University of Illinois Chicago Study Finds Racial Disparity in Workers Compensation Settlements
Filed in Research & Studies on October 22, 2012
The University of Illinois at Chicago School of Public Health conducted a study of racial differences in workers’ compensation settlements for construction workers in Illinois. The results showed that non-Hispanic White workers are awarded higher settlements than Black of Hispanic workers with similar workplace injuries.
The racial disparity in workers’ compensation settlements averaged $6,000 more for non-Hispanic Whites compared to minority workers.

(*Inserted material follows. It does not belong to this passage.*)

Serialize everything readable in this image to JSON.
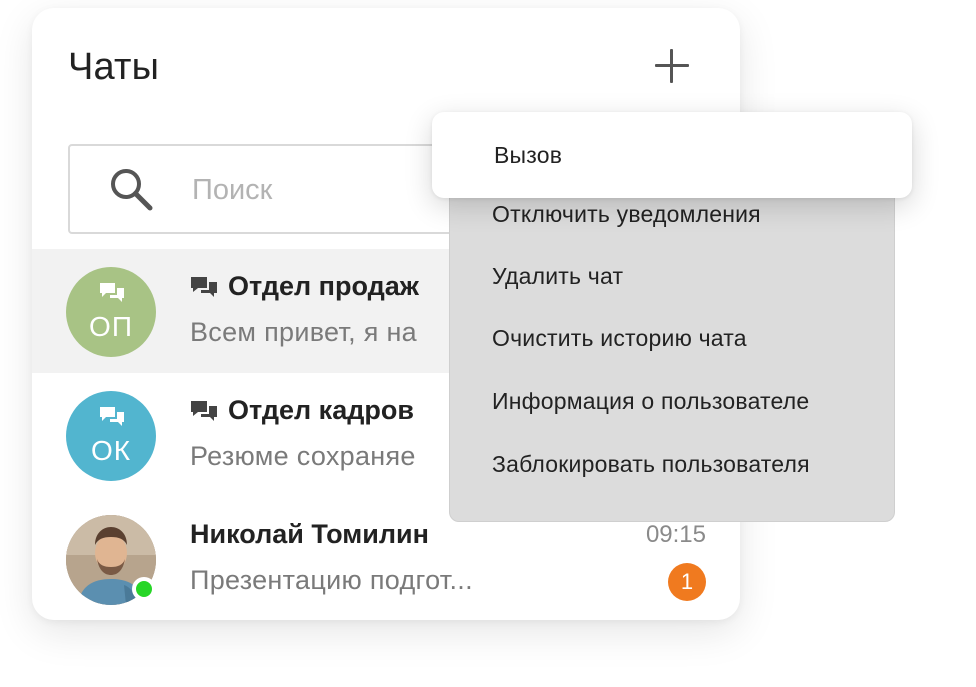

The settlements for Whites were higher even when controlling for average weekly earnings, type of injury, severity of injury, duration of disability, and whether or not the injured party used an attorney during the workers’ compensation process.

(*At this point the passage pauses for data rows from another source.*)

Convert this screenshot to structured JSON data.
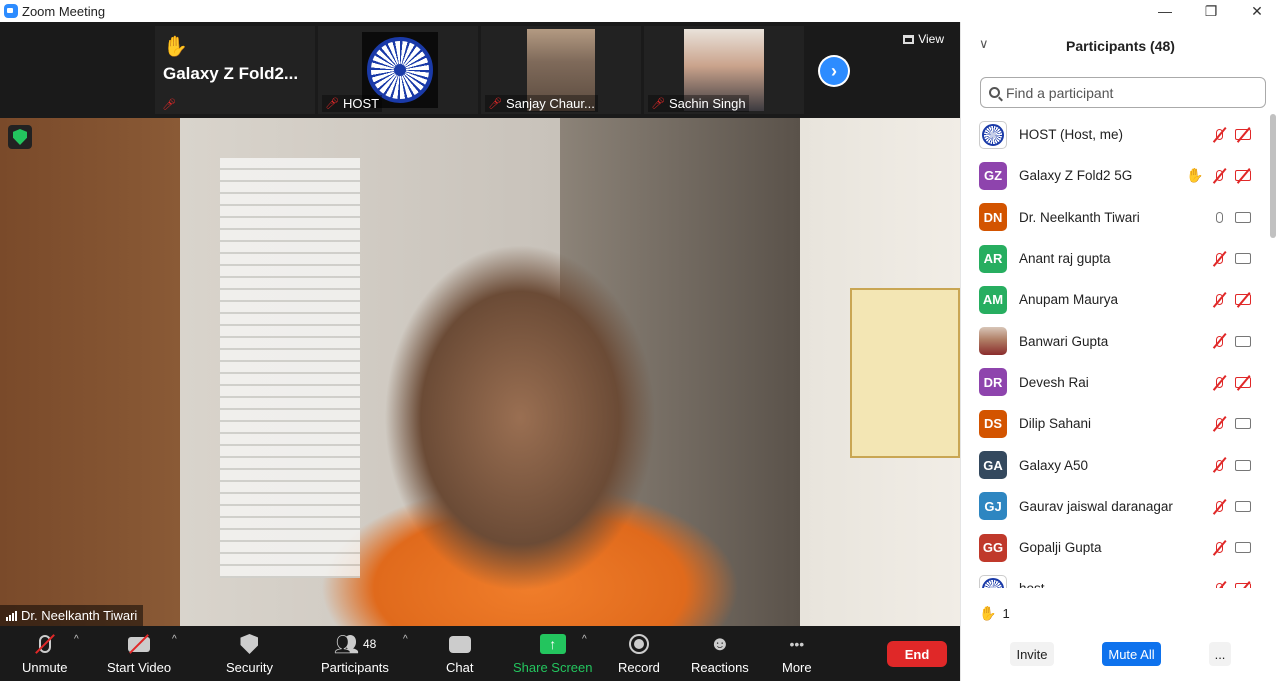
{
  "window": {
    "title": "Zoom Meeting",
    "minimize_icon": "—",
    "restore_icon": "❐",
    "close_icon": "✕"
  },
  "thumbnails": [
    {
      "name": "Galaxy Z Fold2...",
      "hand": "✋",
      "muted": true
    },
    {
      "name": "HOST",
      "muted": true
    },
    {
      "name": "Sanjay Chaur...",
      "muted": true
    },
    {
      "name": "Sachin Singh",
      "muted": true
    }
  ],
  "view_label": "View",
  "next_icon": "›",
  "active_speaker": "Dr. Neelkanth Tiwari",
  "toolbar": {
    "unmute": "Unmute",
    "start_video": "Start Video",
    "security": "Security",
    "participants": "Participants",
    "participant_count": "48",
    "chat": "Chat",
    "share_screen": "Share Screen",
    "share_icon": "↑",
    "record": "Record",
    "reactions": "Reactions",
    "reactions_icon": "☻",
    "more": "More",
    "more_icon": "•••",
    "end": "End",
    "caret": "^"
  },
  "panel": {
    "title": "Participants (48)",
    "collapse_icon": "∨",
    "search_placeholder": "Find a participant",
    "raised_hand_icon": "✋",
    "raised_count": "1",
    "invite": "Invite",
    "mute_all": "Mute All",
    "more": "..."
  },
  "participants": [
    {
      "name": "HOST (Host, me)",
      "initials": "",
      "color": "",
      "avatar": "chakra",
      "hand": false,
      "mic": "muted",
      "cam": "off"
    },
    {
      "name": "Galaxy Z Fold2 5G",
      "initials": "GZ",
      "color": "#8e44ad",
      "avatar": "",
      "hand": true,
      "mic": "muted",
      "cam": "off"
    },
    {
      "name": "Dr. Neelkanth Tiwari",
      "initials": "DN",
      "color": "#d35400",
      "avatar": "",
      "hand": false,
      "mic": "on",
      "cam": "on"
    },
    {
      "name": "Anant raj gupta",
      "initials": "AR",
      "color": "#27ae60",
      "avatar": "",
      "hand": false,
      "mic": "muted",
      "cam": "on"
    },
    {
      "name": "Anupam Maurya",
      "initials": "AM",
      "color": "#27ae60",
      "avatar": "",
      "hand": false,
      "mic": "muted",
      "cam": "off"
    },
    {
      "name": "Banwari Gupta",
      "initials": "",
      "color": "",
      "avatar": "photo",
      "hand": false,
      "mic": "muted",
      "cam": "on"
    },
    {
      "name": "Devesh Rai",
      "initials": "DR",
      "color": "#8e44ad",
      "avatar": "",
      "hand": false,
      "mic": "muted",
      "cam": "off"
    },
    {
      "name": "Dilip Sahani",
      "initials": "DS",
      "color": "#d35400",
      "avatar": "",
      "hand": false,
      "mic": "muted",
      "cam": "on"
    },
    {
      "name": "Galaxy A50",
      "initials": "GA",
      "color": "#34495e",
      "avatar": "",
      "hand": false,
      "mic": "muted",
      "cam": "on"
    },
    {
      "name": "Gaurav jaiswal daranagar",
      "initials": "GJ",
      "color": "#2e86c1",
      "avatar": "",
      "hand": false,
      "mic": "muted",
      "cam": "on"
    },
    {
      "name": "Gopalji Gupta",
      "initials": "GG",
      "color": "#c0392b",
      "avatar": "",
      "hand": false,
      "mic": "muted",
      "cam": "on"
    },
    {
      "name": "host",
      "initials": "",
      "color": "",
      "avatar": "chakra",
      "hand": false,
      "mic": "muted",
      "cam": "off"
    }
  ]
}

Lee Freeman, an assistant professor of environmental and occupational health sciences at the University of Illinois at Chicago and lead author of the study, stated, “One explanation is that there is some systemic bias or prejudice occurring within the system. Or it could be that the level of information about how the system works might vary by ethnic group.”
The research was published in the October issue of the Journal of Occupational and Environmental Medicine. The article can be accessed here.